An early poem, “Cagnes Sur Mer 1950”, set in the year of Graham’s birth, explores moments of consciousness, real or imagined, of her own infancy. From the outset the idea of “place” looms large both as a particular location, as the title suggests, and also in the sense of her place in the world: “ I am the only one who ever lived who remembers / my mother’s voice in the particular shadow / cast by the skyfilled Roman archway / which darkens the stones on the down-sloping street”. Into this framework Graham places her own infant self: “I am a small reservoir of blood, twelve pounds of bone and / sinew and other matters—already condemned to this one soul”. Here she fuses the physical and the incorporeal, the real and the metaphorical. The accretion of detail viewed through the infant’s eyes—the mother coming closer, the basket of lemons, the sounds of the market, make sense of the world and culminate in the separateness of the infant—the naming and locating : “there you are, there you are”.

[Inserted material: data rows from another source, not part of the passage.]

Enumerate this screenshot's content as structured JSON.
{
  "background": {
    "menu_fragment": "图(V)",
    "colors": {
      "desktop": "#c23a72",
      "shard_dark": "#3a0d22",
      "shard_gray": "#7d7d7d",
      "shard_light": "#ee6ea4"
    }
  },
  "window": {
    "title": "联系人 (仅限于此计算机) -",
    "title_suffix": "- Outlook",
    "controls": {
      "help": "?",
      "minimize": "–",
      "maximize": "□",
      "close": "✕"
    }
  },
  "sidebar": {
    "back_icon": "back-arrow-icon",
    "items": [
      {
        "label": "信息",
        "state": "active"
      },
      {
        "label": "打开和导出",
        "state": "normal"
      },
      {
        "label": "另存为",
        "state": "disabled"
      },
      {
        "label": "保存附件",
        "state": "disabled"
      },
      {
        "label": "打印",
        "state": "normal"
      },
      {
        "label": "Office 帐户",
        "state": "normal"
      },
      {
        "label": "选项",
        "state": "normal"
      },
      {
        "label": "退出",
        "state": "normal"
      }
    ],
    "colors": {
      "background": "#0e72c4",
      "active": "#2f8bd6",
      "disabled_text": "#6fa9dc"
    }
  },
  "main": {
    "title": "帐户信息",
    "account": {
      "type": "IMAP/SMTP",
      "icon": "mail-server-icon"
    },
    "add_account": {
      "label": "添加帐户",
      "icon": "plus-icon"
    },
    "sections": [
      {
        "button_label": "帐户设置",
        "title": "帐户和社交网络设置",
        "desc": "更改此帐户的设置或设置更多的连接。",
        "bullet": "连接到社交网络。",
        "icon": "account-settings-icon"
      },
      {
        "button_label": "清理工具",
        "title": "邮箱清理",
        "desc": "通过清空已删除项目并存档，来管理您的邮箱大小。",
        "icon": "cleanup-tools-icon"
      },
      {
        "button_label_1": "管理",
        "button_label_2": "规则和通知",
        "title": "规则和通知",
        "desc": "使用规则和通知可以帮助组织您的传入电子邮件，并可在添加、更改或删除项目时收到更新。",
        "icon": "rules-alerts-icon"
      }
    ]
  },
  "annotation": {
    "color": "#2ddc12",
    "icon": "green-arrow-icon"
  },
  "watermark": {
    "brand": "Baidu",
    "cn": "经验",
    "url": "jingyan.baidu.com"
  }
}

The opening poem of Section II, “End (Nov 21, 2010)”, deals with the end of Autumn—a season popular with poets. The bleakness of this poem places it nearer to Hughes’ “month of the drowned dog” (“November”) than Keats’ “seasons of mists and mellow fruitfulness” (“Ode to Autumn”). In Graham’s poem sound is central. The fog has blanked out the visual: “Deep fog. There are chains in it, and sounds of / hinges. No that was / birds. A bird and a / gate. There are / swingings of the gate that sound like stringed / instruments”. The poem and the world it encompasses has become a soundscape through which we negotiate our way. The journey through the field becomes abstracted from the real by the absence of sight. The sounds turn menacing. The herd of cattle chewing on the feed becomes “the sounds of a crowd / meaning to be silent, all their breathing”, ending in the final image of alienation and extinction: “in / there this / animal / dying slowly / in eternity its / traps”.
This impulse to open out from the personal to the universal—often in terms of suffering—can be seen in other poems in this collection. The poem, “Untitled” describes the aftermath of a car accident which kills one dog and injures another. This incident sparks a chain of associations from the injured dog “dragging hind end of itself on the dirt / road” to the universal guilt of “187 million perished in wars, massacre, persecution, famine”.
Graham’s poems present us with everyday tragedies of ordinary people: the effects of the recession—the “layoffs”, the “for sale signs”, “the woman crying on the second floor as she does not understand what it will be like to / not have a home now” (“Dialogue Of the Imagination’s Fear”); the loss of community—‘they / did away with / the stations / and the jobs / the way of / life / and your number” (“Employment”), and the weariness of life: “death by / wearing out—death by surprise—death by marriage” (“Treadmill”).
Often tough, sometimes tender, but always original and compelling, these poems reward rereading. In the final poem, “Message from Armagh Cathedral 2011”, Graham interweaves several narratives: Irish myth, the “troubles”, a young American soldier maimed in war, the bride to be at her wedding rehearsal. The question at the beginning of the poem: “How will it be told, this evidence, our life, all the clues missing?” is answered in the final line by the bride on the eve of her wedding: “Tomorrow, she says. I can’t wait until tomorrow”.